DATA FOR THIS EXERCISE:
------------------------------

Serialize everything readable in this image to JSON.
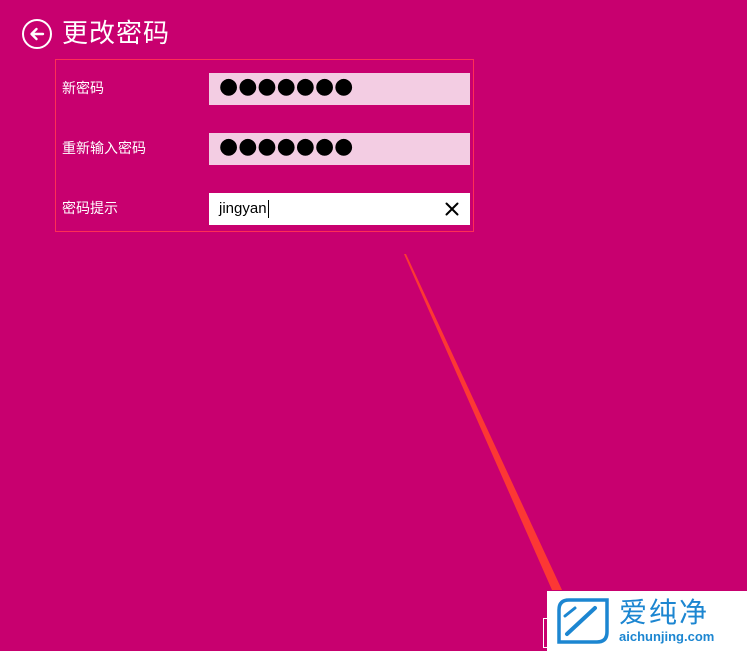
{
  "header": {
    "title": "更改密码",
    "back_icon": "arrow-left-circle-icon"
  },
  "form": {
    "new_password": {
      "label": "新密码",
      "masked_value": "●●●●●●●"
    },
    "confirm_password": {
      "label": "重新输入密码",
      "masked_value": "●●●●●●●"
    },
    "password_hint": {
      "label": "密码提示",
      "value": "jingyan",
      "clear_icon": "close-icon"
    }
  },
  "watermark": {
    "name": "爱纯净",
    "url": "aichunjing.com"
  },
  "colors": {
    "background": "#c8006f",
    "form_border": "#ff2d55",
    "field_inactive": "#f3cde3",
    "field_active": "#ffffff",
    "pointer_line": "#ff3b30",
    "watermark_blue": "#1c86d1"
  }
}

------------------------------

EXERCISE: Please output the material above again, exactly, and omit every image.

OUTPUT FOR THIS TASK:
Serialize everything readable in this image to JSON.
{
  "header": {
    "title": "更改密码",
    "back_icon": "arrow-left-circle-icon"
  },
  "form": {
    "new_password": {
      "label": "新密码",
      "masked_value": "●●●●●●●"
    },
    "confirm_password": {
      "label": "重新输入密码",
      "masked_value": "●●●●●●●"
    },
    "password_hint": {
      "label": "密码提示",
      "value": "jingyan",
      "clear_icon": "close-icon"
    }
  },
  "watermark": {
    "name": "爱纯净",
    "url": "aichunjing.com"
  },
  "colors": {
    "background": "#c8006f",
    "form_border": "#ff2d55",
    "field_inactive": "#f3cde3",
    "field_active": "#ffffff",
    "pointer_line": "#ff3b30",
    "watermark_blue": "#1c86d1"
  }
}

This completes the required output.